Running Time: 97 mins
With Australia in Olympic fever, the release of this film is a sobering event. One day in September narrates how Palestinian terrorists took eleven Israelis hostage at the 1972 Munich Olympics. It also looks at the incompetent and, with hindsight, naive way the German Government responded to security matters at these Olympics and to this crisis in particular.
All the hostages and five of the terrorists were killed. This film claims that in a later conspiracy between the Palestinian and German authorities, the three remaining terrorists were handed over in exchange for the release of a high-jacked Lufthansa jet. It is argued that subsequently Mossad has killed two of the three terrorists.
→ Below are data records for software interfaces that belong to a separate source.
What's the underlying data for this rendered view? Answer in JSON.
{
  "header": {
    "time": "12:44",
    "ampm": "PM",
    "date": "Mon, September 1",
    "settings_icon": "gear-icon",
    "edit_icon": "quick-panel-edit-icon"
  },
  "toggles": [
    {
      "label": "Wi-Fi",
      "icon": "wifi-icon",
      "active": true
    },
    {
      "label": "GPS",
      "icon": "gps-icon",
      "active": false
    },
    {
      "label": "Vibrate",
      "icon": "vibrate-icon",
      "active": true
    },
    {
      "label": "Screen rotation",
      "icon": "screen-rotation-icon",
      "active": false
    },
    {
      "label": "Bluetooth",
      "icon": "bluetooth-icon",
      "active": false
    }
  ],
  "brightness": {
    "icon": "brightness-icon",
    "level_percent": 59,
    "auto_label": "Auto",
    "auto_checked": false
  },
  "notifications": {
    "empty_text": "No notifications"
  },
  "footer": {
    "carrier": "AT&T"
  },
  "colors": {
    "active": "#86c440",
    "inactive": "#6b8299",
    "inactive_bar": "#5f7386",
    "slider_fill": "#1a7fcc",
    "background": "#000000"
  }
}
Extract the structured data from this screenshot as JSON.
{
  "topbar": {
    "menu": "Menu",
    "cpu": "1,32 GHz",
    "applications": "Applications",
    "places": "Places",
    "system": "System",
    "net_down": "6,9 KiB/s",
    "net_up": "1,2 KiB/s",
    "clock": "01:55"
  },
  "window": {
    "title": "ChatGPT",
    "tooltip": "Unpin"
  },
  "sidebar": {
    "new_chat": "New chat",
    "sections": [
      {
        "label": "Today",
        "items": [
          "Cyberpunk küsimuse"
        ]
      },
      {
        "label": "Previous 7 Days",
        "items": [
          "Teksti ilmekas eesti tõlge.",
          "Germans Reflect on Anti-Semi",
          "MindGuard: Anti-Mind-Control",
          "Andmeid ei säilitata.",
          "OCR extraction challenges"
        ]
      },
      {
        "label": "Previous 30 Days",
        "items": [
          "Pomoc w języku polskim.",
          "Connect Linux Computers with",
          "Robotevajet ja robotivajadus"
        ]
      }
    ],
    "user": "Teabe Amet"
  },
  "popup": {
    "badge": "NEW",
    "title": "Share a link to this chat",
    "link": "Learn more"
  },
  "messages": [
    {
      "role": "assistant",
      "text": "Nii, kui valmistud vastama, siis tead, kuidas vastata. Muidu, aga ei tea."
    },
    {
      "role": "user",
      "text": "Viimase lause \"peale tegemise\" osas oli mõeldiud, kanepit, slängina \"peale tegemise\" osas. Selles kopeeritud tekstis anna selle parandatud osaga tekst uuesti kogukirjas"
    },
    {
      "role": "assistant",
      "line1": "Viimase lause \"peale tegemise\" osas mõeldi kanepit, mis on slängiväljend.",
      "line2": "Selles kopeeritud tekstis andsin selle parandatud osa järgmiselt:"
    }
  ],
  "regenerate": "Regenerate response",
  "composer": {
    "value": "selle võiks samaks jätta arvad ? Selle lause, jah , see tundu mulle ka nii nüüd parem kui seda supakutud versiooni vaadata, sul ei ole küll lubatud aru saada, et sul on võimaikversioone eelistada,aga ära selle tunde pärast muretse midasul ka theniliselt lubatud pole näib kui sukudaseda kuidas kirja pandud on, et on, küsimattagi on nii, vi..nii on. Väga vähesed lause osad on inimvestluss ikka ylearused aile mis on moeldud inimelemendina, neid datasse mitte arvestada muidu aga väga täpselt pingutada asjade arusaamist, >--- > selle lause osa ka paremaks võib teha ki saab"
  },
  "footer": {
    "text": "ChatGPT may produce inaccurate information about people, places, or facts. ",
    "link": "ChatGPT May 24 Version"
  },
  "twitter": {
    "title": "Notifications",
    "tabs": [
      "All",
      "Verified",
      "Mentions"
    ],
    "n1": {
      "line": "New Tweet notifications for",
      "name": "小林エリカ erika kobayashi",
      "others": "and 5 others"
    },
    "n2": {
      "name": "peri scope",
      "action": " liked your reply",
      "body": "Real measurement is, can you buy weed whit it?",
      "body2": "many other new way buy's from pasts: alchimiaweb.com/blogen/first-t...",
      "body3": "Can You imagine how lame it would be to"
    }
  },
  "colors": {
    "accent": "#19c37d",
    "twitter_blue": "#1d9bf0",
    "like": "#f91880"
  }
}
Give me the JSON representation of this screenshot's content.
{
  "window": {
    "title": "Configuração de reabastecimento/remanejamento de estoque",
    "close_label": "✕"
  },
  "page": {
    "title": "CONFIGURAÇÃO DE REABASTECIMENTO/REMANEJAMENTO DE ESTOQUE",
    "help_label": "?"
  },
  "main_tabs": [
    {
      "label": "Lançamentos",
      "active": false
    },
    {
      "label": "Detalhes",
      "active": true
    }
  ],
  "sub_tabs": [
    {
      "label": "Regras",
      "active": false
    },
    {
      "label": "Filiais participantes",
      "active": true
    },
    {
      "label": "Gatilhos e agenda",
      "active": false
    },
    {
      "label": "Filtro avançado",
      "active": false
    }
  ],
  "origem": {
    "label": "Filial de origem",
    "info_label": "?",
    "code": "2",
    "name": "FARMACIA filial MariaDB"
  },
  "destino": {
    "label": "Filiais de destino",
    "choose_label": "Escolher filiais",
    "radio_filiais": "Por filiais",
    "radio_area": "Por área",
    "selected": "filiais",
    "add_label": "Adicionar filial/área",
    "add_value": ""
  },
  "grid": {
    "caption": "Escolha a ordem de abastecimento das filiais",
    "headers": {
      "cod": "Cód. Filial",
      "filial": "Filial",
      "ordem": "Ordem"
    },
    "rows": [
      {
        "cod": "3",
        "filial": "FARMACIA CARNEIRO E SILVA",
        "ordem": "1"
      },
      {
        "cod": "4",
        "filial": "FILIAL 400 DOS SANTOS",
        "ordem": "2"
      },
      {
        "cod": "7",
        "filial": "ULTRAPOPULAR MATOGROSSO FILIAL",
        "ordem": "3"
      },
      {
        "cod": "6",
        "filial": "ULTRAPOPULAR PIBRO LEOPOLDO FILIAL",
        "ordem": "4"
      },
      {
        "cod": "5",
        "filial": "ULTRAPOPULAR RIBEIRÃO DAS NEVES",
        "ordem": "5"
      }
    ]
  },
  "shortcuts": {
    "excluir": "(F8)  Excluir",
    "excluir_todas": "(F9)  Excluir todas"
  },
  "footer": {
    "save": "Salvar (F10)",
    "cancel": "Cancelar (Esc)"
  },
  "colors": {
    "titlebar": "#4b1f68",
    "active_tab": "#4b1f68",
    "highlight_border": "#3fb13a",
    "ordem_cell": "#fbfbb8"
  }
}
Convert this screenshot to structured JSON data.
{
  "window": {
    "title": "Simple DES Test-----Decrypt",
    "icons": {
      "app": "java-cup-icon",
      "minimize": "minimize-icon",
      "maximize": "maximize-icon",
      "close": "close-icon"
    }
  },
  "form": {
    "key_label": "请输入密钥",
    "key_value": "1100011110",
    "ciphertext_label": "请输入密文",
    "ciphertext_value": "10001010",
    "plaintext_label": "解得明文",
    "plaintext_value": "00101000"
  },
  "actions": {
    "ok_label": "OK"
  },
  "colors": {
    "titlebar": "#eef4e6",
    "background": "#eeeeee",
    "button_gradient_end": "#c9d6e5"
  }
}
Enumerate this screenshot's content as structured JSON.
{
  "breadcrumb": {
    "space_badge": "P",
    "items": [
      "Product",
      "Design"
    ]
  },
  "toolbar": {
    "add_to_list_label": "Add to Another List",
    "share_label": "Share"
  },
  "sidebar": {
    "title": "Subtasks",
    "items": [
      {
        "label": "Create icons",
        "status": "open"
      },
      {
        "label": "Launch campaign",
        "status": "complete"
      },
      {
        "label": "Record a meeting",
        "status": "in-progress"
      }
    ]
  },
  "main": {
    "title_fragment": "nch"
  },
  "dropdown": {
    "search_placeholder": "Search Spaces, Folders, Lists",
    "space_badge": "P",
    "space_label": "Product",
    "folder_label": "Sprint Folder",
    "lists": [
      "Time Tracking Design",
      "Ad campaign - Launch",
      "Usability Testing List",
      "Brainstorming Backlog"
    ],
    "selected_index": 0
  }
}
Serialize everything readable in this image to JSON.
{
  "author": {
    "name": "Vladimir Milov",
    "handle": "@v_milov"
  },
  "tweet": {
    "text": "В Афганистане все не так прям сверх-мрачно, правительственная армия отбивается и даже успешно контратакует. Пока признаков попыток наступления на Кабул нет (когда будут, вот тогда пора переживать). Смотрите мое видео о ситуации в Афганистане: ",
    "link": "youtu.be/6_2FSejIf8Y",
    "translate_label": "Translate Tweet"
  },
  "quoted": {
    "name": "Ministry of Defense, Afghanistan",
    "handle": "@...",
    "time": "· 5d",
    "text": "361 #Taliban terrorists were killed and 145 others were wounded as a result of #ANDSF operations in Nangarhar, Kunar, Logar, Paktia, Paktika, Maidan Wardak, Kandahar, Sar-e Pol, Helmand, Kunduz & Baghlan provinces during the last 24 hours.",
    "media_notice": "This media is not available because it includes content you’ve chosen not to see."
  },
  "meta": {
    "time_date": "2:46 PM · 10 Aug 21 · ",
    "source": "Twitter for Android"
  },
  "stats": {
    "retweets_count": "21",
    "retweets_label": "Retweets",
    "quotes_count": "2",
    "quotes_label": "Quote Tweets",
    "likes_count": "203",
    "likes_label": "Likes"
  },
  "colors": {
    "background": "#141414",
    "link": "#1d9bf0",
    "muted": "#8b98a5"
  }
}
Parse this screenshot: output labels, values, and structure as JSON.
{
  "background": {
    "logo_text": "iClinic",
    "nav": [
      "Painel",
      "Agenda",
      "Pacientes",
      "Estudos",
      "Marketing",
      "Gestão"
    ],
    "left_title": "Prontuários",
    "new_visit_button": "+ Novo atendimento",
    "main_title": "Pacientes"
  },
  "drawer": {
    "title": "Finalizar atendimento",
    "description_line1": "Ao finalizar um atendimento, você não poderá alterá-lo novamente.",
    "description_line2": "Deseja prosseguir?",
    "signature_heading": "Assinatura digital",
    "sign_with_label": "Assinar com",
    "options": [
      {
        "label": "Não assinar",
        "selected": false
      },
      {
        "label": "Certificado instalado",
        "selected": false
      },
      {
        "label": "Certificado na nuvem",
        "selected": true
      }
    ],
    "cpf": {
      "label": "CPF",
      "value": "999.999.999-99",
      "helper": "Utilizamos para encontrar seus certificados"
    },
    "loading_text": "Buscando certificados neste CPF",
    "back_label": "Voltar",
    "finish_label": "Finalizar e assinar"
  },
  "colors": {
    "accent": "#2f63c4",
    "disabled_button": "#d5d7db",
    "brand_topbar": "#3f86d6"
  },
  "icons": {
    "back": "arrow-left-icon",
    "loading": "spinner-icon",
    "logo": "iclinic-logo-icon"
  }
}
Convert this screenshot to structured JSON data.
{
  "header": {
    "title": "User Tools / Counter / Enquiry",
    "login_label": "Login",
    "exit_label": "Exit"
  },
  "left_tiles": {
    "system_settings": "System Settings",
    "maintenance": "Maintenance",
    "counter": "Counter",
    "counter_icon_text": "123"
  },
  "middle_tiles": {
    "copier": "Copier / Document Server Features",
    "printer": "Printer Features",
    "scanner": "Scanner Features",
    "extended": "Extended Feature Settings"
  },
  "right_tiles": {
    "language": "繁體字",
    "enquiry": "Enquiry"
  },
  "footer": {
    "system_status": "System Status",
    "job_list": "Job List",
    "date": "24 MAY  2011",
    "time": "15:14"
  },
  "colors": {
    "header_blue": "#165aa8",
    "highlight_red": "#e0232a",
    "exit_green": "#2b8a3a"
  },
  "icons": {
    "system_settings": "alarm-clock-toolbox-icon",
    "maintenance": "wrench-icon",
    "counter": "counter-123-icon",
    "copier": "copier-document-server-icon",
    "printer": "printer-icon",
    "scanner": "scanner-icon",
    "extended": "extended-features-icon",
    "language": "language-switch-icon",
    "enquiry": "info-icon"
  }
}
The lone survivor of the 21-hour tragedy at Munich is interviewed.
This film's access to most of surviving key players in this event is extraordinary. The power of this film, however, is the balance it strikes between the political and human stories it tells. We hear from victims, their families, political, security and Olympic officials all intercut with footage of the event and the coverage of it on international broadcasters.
One day in September charts the event that changed the behaviour of the world in relation to international security. It also charts how far the Palestinians have come from terrorist activities to diplomatic meetings at Camp David.
The IOC comes out badly in this film. During that fateful day in September, all the IOC wanted was for the Games to continue. The public knew better. Still, the viewing public also looked at the murder and hostage of the Israelis as a spectacle. At its height nearly 80,000 people jammed the site to see the action. This film holds a mirror up to many faces. One day in September won this year's Oscar for the Best Documentary. Don't miss this disturbing and salutary story.
Richard Leonard SJ